Summer is often a quieter time in the School of Architecture, when students take the opportunity to travel, work at internships or rest up for the coming school year. However, this year 15 undergraduate architecture students in our fast track program are spending their summer in the Shattuck Hall studios, moving through both architecture studio couses in a single term. Their current studio class is Architecture 281, a Design Fundamentals Studio course focused exclusively on the North Portland neighborhood of St. Johns. Waste has been a theme in St. Johns for years. A long and contentious relationship with the city of Portland, a history of productive industry, the troubling effects of industrial pollution, and Portland's distribution of its own waste to this area for decades all make this area a rich subject for the class.

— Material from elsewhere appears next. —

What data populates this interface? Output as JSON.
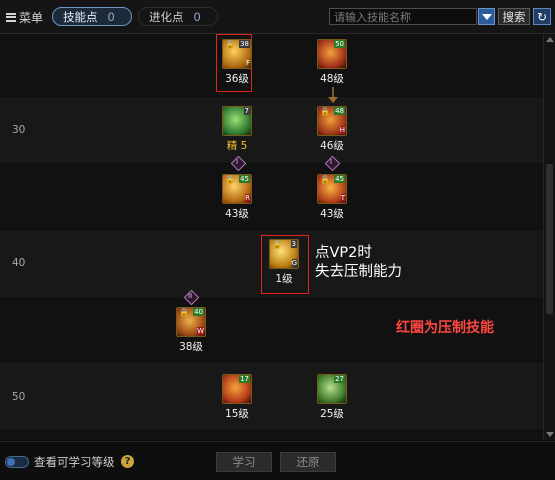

"We chose St. Johns' Cathedral Park, a former dump, as our site, in which students have focused on the meanings of dirt," said Assistant Professor Nora Wendl, who is co-teaching the class with Assistant Professor Juan Heredia.
"Dirt is 'matter out of place,' according to Mary Douglas, but it is also full of rich potential," said Wendl. "The students began by mapping evidence of 'dirt' in their Manuals of Architectural Possibility--mapping everything from perceptions of crime vs. actual incidents in the area, waste (past, present, and future), dust and other air pollutants, and the relationship between public utility poles and community notices."
"Next, the students produced full-scale, site-specific constructions that were intended to measure, record, or amplify a site-based phenomena. The purpose of this full-scale construction, the Portable Recording Device, is to allow students to build at a full scale in a site-specific installation that will then be affected by the environmental and cultural conditions of the site. In other words, they are making an intimate form of architecture, on a scale that they can build and manage. This second project lends itself to architectural questions: What materials can sustain themselves on the site? What connections are most stable? How will this amplify or augment a societal perception or physical condition of the site? How will the public interact with this? How will I install it and leave no trace?"
One of the goals of our design fundamentals pedagogy in the School of Architecture at Portland State University is the critical importance of searching out the oblique approach to a design problem. Ecologists argue that if you want to understand what innovates a culture, look at the edges--where species thrive and survive by adaptation and influence of other adjacent cultures. In this studio, the edges of St. Johns provided rich fodder for questioning what architecture (defined for this class as full-scale, built, site-specific constructions) could do with "dirt," or matter out of place.